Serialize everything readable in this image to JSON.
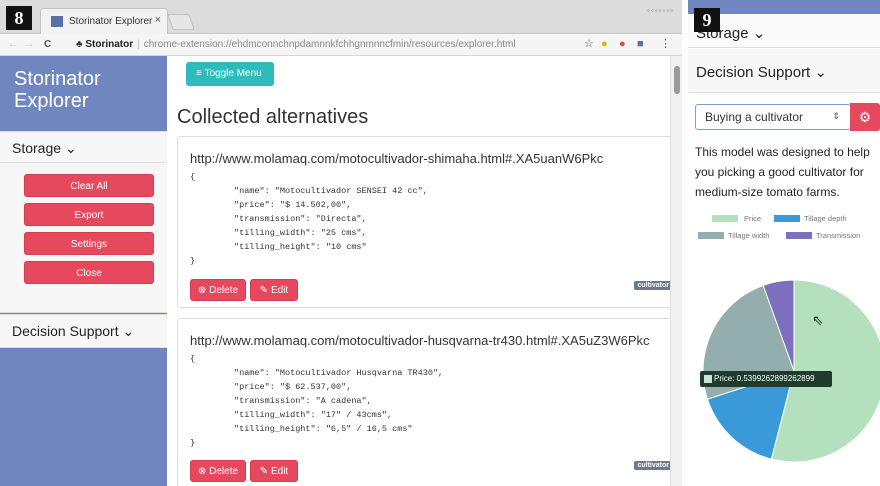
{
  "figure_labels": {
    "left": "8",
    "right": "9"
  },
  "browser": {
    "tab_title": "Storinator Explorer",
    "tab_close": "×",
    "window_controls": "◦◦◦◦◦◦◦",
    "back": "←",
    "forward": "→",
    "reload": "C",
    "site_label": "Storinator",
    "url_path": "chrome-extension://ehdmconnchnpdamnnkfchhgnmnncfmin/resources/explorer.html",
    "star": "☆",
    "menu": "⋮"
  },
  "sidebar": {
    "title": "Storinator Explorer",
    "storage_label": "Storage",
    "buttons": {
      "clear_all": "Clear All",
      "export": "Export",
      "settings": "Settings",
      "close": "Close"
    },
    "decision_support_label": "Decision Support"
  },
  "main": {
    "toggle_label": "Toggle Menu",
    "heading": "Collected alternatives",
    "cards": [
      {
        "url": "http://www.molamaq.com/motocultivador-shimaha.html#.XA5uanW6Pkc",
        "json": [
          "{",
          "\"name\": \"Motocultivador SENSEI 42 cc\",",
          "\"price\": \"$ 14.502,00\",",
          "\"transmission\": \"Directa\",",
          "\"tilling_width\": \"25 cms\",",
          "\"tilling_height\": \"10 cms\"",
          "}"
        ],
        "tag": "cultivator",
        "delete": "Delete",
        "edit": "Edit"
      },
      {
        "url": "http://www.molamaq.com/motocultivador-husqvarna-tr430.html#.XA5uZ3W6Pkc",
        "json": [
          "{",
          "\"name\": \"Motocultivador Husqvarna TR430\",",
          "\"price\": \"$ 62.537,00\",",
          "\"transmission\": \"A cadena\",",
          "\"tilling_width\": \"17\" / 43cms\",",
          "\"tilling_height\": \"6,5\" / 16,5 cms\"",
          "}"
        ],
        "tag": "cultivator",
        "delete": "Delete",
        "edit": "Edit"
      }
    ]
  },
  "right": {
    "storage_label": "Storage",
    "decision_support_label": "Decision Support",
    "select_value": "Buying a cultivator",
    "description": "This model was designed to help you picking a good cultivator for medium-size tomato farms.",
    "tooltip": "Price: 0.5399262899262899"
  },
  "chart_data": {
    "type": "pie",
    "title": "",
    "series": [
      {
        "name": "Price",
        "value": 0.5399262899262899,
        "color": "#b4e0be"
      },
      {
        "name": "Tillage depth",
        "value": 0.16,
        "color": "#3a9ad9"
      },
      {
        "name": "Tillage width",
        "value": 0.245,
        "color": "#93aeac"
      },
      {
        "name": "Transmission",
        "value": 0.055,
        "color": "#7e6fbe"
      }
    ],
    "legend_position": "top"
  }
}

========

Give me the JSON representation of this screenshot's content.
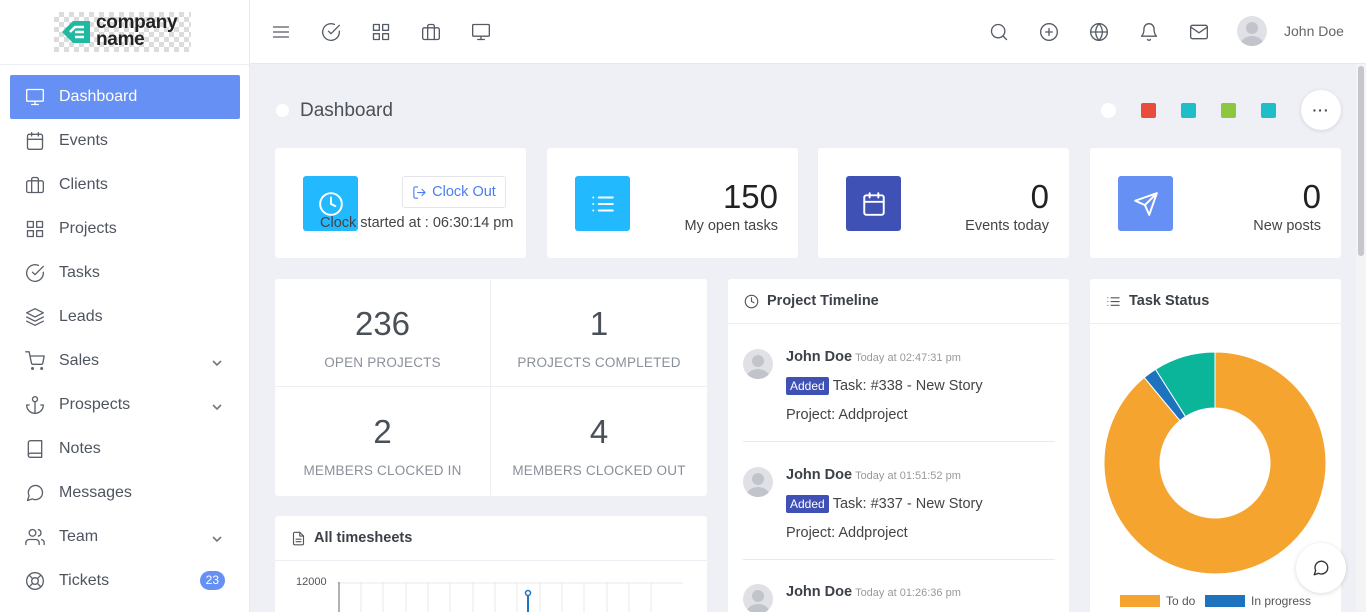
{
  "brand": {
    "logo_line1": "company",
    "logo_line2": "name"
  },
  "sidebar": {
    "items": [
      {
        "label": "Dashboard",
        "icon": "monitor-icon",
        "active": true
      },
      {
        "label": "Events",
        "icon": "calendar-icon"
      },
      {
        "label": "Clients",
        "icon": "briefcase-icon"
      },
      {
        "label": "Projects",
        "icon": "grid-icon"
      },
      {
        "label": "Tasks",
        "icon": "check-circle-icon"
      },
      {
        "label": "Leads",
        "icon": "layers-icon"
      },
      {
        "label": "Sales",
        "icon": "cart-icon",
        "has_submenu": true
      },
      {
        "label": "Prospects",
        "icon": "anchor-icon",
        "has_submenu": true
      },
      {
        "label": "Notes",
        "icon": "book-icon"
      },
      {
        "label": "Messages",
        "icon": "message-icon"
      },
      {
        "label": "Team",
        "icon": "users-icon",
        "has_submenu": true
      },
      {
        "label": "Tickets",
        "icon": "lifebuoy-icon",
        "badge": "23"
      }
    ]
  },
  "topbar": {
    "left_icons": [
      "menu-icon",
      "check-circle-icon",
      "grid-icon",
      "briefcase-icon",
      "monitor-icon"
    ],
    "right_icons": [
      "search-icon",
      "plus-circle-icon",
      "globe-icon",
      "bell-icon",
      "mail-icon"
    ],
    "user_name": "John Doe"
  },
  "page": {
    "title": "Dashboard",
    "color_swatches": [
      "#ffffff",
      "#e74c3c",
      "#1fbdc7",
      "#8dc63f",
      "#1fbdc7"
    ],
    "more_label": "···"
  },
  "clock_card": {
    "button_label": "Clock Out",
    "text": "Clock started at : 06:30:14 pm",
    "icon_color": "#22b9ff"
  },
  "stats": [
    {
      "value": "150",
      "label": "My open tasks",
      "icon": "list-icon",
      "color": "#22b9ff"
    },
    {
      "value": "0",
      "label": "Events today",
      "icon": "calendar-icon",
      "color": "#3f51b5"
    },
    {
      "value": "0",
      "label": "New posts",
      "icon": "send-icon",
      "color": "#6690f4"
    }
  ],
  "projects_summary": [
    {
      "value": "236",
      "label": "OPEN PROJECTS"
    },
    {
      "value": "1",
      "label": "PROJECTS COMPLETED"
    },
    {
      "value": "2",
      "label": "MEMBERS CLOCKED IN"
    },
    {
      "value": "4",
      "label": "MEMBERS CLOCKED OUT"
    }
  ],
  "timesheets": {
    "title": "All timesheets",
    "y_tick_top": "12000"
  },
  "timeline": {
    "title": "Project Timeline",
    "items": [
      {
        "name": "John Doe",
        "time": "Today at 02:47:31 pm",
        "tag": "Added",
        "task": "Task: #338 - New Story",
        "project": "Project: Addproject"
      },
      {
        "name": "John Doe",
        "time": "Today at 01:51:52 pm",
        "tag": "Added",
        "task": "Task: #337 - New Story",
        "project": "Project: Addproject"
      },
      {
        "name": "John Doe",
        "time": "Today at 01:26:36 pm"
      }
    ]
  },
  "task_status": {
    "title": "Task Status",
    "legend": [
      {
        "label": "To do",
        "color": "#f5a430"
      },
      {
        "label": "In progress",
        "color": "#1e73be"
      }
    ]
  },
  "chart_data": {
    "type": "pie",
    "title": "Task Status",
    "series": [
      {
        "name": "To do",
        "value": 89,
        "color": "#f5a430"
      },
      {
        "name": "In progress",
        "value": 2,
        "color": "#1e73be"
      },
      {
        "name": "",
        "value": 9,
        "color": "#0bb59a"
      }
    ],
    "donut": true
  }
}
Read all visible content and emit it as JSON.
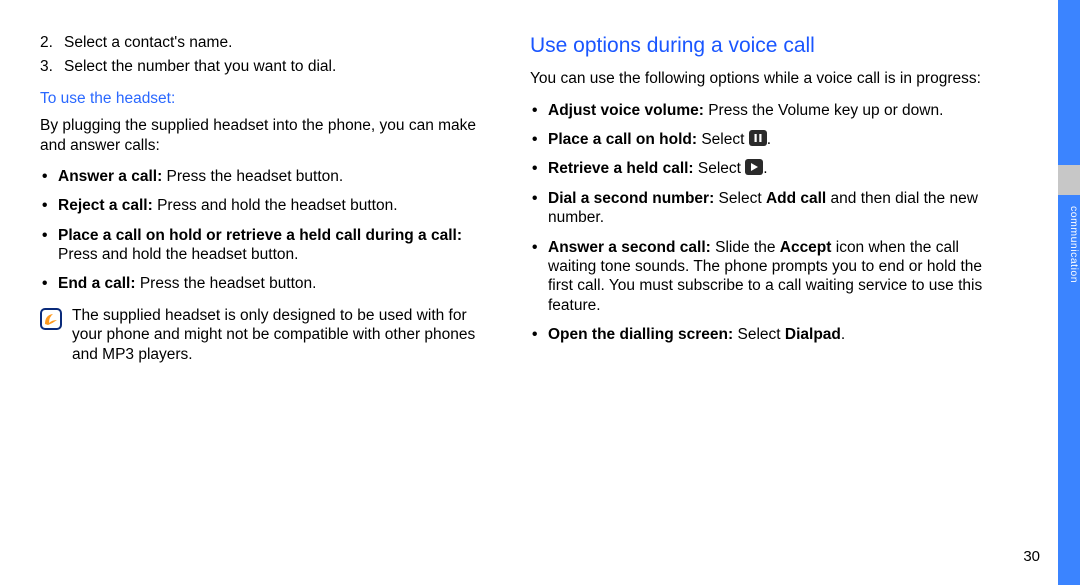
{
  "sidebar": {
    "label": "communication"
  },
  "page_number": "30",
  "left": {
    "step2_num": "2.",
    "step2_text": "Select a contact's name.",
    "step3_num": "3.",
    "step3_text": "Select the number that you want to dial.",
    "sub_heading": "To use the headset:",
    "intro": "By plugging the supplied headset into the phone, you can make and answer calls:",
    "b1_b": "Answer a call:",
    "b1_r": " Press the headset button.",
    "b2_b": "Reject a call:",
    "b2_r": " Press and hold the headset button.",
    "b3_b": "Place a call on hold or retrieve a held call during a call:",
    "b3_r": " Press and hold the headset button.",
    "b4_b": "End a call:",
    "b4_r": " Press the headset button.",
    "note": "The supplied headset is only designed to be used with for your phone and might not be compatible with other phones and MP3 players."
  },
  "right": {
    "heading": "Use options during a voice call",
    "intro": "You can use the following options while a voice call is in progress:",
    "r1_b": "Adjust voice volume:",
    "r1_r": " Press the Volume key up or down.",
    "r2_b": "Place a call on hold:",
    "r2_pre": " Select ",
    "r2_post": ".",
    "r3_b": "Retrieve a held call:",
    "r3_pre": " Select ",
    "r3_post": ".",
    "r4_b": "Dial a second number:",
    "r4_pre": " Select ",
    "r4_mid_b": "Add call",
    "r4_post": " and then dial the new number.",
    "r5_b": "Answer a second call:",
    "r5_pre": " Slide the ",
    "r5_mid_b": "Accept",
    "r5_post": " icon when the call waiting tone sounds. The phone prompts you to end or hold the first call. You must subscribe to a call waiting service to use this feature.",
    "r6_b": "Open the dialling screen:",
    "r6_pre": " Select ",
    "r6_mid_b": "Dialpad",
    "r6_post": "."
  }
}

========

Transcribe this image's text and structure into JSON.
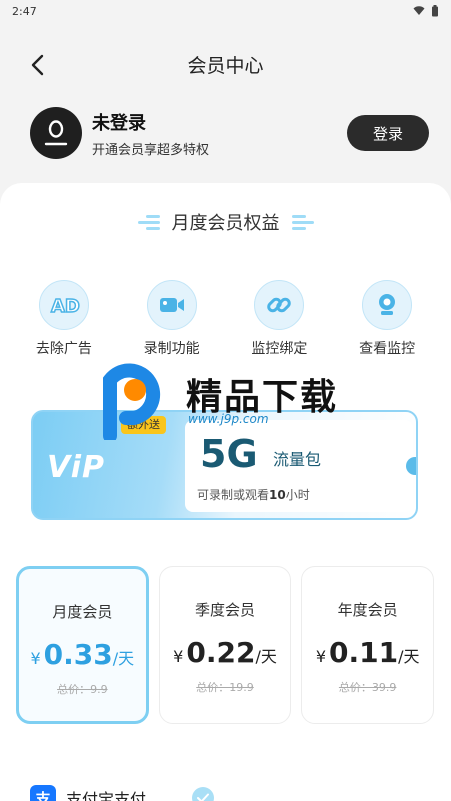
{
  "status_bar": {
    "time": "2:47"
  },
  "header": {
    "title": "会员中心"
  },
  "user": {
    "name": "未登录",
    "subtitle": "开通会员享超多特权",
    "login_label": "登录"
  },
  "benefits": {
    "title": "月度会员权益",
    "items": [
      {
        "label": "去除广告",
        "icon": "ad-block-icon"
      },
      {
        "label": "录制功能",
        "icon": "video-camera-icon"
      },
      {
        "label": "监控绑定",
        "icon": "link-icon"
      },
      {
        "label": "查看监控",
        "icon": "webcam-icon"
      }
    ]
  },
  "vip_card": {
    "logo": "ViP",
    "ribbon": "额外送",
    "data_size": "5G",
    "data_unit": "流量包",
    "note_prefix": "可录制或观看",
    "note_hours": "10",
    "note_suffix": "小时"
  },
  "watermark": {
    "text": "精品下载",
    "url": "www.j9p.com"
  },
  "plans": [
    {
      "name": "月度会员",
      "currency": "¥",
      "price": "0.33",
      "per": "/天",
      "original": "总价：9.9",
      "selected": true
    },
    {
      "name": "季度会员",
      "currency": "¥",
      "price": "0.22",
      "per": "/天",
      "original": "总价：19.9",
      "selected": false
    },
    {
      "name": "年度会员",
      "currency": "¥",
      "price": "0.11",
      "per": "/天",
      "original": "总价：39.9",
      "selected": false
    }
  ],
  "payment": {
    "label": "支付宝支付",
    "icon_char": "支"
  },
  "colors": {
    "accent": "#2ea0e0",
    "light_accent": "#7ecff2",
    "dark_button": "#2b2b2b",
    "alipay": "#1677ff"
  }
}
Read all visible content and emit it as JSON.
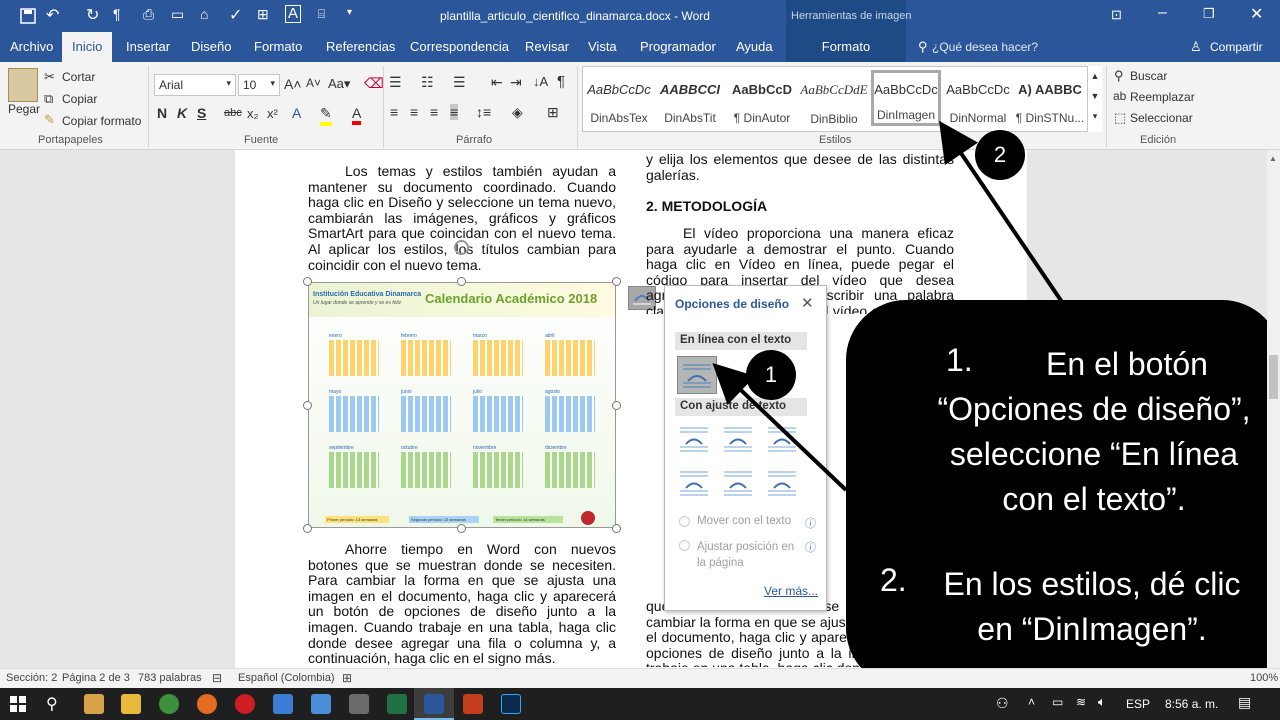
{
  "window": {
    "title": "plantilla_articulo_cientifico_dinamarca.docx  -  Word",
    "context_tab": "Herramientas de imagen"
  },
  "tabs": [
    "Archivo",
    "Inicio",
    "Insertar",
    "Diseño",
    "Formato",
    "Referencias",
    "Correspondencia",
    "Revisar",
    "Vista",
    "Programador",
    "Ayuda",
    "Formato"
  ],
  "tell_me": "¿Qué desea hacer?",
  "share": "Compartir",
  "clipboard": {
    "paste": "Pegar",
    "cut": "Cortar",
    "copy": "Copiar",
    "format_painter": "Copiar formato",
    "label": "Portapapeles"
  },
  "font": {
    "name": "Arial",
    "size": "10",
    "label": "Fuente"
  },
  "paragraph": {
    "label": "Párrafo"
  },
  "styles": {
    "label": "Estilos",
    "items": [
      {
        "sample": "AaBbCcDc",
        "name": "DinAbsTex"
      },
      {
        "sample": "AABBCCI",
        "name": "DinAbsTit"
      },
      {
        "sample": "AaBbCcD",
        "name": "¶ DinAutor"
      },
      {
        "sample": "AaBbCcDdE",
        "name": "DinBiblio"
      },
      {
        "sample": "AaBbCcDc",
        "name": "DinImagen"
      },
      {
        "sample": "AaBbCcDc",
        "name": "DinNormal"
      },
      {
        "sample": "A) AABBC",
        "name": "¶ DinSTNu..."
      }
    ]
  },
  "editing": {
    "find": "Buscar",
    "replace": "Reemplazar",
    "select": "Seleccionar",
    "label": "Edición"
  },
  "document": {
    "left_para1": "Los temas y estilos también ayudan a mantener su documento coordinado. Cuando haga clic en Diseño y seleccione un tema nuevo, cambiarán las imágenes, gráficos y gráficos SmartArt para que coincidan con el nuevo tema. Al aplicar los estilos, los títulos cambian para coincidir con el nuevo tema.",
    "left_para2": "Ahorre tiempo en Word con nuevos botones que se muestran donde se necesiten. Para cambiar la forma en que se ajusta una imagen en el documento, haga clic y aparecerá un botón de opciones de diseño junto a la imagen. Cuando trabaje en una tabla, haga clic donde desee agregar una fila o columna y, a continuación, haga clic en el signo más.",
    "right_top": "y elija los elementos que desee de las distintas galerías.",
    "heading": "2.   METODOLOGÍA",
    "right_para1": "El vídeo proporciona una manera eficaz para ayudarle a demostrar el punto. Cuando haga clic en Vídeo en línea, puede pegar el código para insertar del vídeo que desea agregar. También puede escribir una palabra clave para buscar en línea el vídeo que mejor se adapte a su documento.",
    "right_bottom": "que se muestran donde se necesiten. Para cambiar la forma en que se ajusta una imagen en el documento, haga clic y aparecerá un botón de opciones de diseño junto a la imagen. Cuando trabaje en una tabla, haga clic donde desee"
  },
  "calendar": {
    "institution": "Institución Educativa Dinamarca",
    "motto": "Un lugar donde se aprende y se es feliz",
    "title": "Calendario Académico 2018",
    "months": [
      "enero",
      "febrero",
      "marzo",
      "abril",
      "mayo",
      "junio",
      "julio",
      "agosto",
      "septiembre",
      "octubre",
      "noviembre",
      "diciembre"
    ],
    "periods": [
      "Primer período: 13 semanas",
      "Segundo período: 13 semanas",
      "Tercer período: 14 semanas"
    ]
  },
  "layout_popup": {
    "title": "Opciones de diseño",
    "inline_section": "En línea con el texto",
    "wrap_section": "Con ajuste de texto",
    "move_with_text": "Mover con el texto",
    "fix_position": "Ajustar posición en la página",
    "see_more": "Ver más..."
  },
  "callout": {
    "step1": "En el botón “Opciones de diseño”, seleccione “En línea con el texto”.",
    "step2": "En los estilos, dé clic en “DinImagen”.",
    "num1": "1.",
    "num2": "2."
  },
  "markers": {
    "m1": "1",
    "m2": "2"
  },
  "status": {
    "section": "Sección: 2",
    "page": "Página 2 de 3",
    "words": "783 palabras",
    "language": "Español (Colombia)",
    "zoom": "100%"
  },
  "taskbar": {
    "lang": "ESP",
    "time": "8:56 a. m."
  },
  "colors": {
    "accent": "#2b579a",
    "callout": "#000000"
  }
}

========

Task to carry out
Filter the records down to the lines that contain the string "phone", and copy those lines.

Your response
    "intro": "By plugging the supplied headset into the phone, you can make and answer calls:",
    "note": "The supplied headset is only designed to be used with for your phone and might not be compatible with other phones and MP3 players."
    "r5_post": " icon when the call waiting tone sounds. The phone prompts you to end or hold the first call. You must subscribe to a call waiting service to use this feature.",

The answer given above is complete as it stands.